*** Records for the task Section Begins ***

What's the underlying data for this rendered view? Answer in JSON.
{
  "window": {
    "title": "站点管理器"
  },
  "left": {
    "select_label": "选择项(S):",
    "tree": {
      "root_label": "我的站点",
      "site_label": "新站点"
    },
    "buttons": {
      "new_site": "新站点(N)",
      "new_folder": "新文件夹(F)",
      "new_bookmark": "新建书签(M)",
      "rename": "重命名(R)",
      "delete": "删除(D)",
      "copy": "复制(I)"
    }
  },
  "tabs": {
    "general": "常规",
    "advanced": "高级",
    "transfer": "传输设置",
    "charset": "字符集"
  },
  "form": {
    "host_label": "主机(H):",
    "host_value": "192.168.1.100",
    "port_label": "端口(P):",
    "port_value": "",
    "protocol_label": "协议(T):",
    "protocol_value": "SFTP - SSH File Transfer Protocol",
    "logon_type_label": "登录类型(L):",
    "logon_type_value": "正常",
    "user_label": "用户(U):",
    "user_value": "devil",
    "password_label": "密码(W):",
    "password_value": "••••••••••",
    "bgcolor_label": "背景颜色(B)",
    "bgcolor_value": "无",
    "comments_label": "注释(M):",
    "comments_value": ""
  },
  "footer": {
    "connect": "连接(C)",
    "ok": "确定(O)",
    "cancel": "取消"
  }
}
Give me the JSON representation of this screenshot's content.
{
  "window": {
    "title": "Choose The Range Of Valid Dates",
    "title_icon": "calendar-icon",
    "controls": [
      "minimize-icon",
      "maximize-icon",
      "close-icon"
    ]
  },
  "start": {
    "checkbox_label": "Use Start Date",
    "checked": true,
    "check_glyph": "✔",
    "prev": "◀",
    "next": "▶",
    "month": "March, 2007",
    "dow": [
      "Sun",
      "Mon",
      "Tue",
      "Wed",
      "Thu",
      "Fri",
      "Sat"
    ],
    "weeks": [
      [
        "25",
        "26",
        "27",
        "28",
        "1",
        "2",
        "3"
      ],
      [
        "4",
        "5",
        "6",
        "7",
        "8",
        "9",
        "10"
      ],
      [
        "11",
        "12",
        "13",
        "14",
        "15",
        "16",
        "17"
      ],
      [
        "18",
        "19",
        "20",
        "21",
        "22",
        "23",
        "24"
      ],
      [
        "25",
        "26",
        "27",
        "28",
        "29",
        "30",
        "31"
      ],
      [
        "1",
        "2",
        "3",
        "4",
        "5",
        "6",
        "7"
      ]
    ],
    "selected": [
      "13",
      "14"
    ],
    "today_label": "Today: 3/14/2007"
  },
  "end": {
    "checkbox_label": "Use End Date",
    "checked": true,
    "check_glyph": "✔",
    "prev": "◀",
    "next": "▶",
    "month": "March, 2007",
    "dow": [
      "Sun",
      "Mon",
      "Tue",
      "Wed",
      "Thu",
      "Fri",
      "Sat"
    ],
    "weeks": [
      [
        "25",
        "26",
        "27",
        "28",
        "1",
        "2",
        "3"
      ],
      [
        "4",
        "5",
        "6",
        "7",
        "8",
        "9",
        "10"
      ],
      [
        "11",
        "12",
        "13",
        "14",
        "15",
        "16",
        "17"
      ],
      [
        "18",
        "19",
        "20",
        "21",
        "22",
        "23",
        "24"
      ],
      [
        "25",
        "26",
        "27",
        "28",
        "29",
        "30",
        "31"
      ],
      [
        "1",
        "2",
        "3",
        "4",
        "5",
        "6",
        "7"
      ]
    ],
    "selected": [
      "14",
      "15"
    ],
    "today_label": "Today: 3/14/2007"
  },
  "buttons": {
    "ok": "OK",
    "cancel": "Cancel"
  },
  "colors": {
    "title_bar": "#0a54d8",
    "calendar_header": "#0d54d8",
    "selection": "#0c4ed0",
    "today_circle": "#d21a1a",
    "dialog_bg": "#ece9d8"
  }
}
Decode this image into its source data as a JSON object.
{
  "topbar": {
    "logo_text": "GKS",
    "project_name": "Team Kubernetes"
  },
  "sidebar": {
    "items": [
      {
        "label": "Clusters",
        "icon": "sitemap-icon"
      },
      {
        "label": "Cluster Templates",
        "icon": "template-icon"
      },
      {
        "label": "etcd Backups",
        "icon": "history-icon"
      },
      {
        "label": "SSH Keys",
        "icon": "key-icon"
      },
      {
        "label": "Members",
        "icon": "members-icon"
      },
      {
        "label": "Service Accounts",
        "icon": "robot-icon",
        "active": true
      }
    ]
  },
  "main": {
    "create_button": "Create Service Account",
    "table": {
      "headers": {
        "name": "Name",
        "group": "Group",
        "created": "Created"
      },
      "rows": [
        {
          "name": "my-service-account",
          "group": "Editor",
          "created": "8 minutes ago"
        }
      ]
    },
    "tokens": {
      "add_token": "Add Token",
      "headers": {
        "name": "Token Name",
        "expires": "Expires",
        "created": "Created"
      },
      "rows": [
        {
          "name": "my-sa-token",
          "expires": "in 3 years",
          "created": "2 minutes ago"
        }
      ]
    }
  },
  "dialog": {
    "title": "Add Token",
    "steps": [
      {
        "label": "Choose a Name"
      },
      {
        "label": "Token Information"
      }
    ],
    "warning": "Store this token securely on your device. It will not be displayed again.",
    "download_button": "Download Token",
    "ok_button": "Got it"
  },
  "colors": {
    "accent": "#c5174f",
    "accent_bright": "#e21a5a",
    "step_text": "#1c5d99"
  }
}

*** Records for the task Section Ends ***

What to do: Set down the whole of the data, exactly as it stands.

Response box:
What's the underlying data for this rendered view? Answer in JSON.
{
  "window": {
    "title": "站点管理器"
  },
  "left": {
    "select_label": "选择项(S):",
    "tree": {
      "root_label": "我的站点",
      "site_label": "新站点"
    },
    "buttons": {
      "new_site": "新站点(N)",
      "new_folder": "新文件夹(F)",
      "new_bookmark": "新建书签(M)",
      "rename": "重命名(R)",
      "delete": "删除(D)",
      "copy": "复制(I)"
    }
  },
  "tabs": {
    "general": "常规",
    "advanced": "高级",
    "transfer": "传输设置",
    "charset": "字符集"
  },
  "form": {
    "host_label": "主机(H):",
    "host_value": "192.168.1.100",
    "port_label": "端口(P):",
    "port_value": "",
    "protocol_label": "协议(T):",
    "protocol_value": "SFTP - SSH File Transfer Protocol",
    "logon_type_label": "登录类型(L):",
    "logon_type_value": "正常",
    "user_label": "用户(U):",
    "user_value": "devil",
    "password_label": "密码(W):",
    "password_value": "••••••••••",
    "bgcolor_label": "背景颜色(B)",
    "bgcolor_value": "无",
    "comments_label": "注释(M):",
    "comments_value": ""
  },
  "footer": {
    "connect": "连接(C)",
    "ok": "确定(O)",
    "cancel": "取消"
  }
}
Give me the JSON representation of this screenshot's content.
{
  "window": {
    "title": "Choose The Range Of Valid Dates",
    "title_icon": "calendar-icon",
    "controls": [
      "minimize-icon",
      "maximize-icon",
      "close-icon"
    ]
  },
  "start": {
    "checkbox_label": "Use Start Date",
    "checked": true,
    "check_glyph": "✔",
    "prev": "◀",
    "next": "▶",
    "month": "March, 2007",
    "dow": [
      "Sun",
      "Mon",
      "Tue",
      "Wed",
      "Thu",
      "Fri",
      "Sat"
    ],
    "weeks": [
      [
        "25",
        "26",
        "27",
        "28",
        "1",
        "2",
        "3"
      ],
      [
        "4",
        "5",
        "6",
        "7",
        "8",
        "9",
        "10"
      ],
      [
        "11",
        "12",
        "13",
        "14",
        "15",
        "16",
        "17"
      ],
      [
        "18",
        "19",
        "20",
        "21",
        "22",
        "23",
        "24"
      ],
      [
        "25",
        "26",
        "27",
        "28",
        "29",
        "30",
        "31"
      ],
      [
        "1",
        "2",
        "3",
        "4",
        "5",
        "6",
        "7"
      ]
    ],
    "selected": [
      "13",
      "14"
    ],
    "today_label": "Today: 3/14/2007"
  },
  "end": {
    "checkbox_label": "Use End Date",
    "checked": true,
    "check_glyph": "✔",
    "prev": "◀",
    "next": "▶",
    "month": "March, 2007",
    "dow": [
      "Sun",
      "Mon",
      "Tue",
      "Wed",
      "Thu",
      "Fri",
      "Sat"
    ],
    "weeks": [
      [
        "25",
        "26",
        "27",
        "28",
        "1",
        "2",
        "3"
      ],
      [
        "4",
        "5",
        "6",
        "7",
        "8",
        "9",
        "10"
      ],
      [
        "11",
        "12",
        "13",
        "14",
        "15",
        "16",
        "17"
      ],
      [
        "18",
        "19",
        "20",
        "21",
        "22",
        "23",
        "24"
      ],
      [
        "25",
        "26",
        "27",
        "28",
        "29",
        "30",
        "31"
      ],
      [
        "1",
        "2",
        "3",
        "4",
        "5",
        "6",
        "7"
      ]
    ],
    "selected": [
      "14",
      "15"
    ],
    "today_label": "Today: 3/14/2007"
  },
  "buttons": {
    "ok": "OK",
    "cancel": "Cancel"
  },
  "colors": {
    "title_bar": "#0a54d8",
    "calendar_header": "#0d54d8",
    "selection": "#0c4ed0",
    "today_circle": "#d21a1a",
    "dialog_bg": "#ece9d8"
  }
}
Decode this image into its source data as a JSON object.
{
  "topbar": {
    "logo_text": "GKS",
    "project_name": "Team Kubernetes"
  },
  "sidebar": {
    "items": [
      {
        "label": "Clusters",
        "icon": "sitemap-icon"
      },
      {
        "label": "Cluster Templates",
        "icon": "template-icon"
      },
      {
        "label": "etcd Backups",
        "icon": "history-icon"
      },
      {
        "label": "SSH Keys",
        "icon": "key-icon"
      },
      {
        "label": "Members",
        "icon": "members-icon"
      },
      {
        "label": "Service Accounts",
        "icon": "robot-icon",
        "active": true
      }
    ]
  },
  "main": {
    "create_button": "Create Service Account",
    "table": {
      "headers": {
        "name": "Name",
        "group": "Group",
        "created": "Created"
      },
      "rows": [
        {
          "name": "my-service-account",
          "group": "Editor",
          "created": "8 minutes ago"
        }
      ]
    },
    "tokens": {
      "add_token": "Add Token",
      "headers": {
        "name": "Token Name",
        "expires": "Expires",
        "created": "Created"
      },
      "rows": [
        {
          "name": "my-sa-token",
          "expires": "in 3 years",
          "created": "2 minutes ago"
        }
      ]
    }
  },
  "dialog": {
    "title": "Add Token",
    "steps": [
      {
        "label": "Choose a Name"
      },
      {
        "label": "Token Information"
      }
    ],
    "warning": "Store this token securely on your device. It will not be displayed again.",
    "download_button": "Download Token",
    "ok_button": "Got it"
  },
  "colors": {
    "accent": "#c5174f",
    "accent_bright": "#e21a5a",
    "step_text": "#1c5d99"
  }
}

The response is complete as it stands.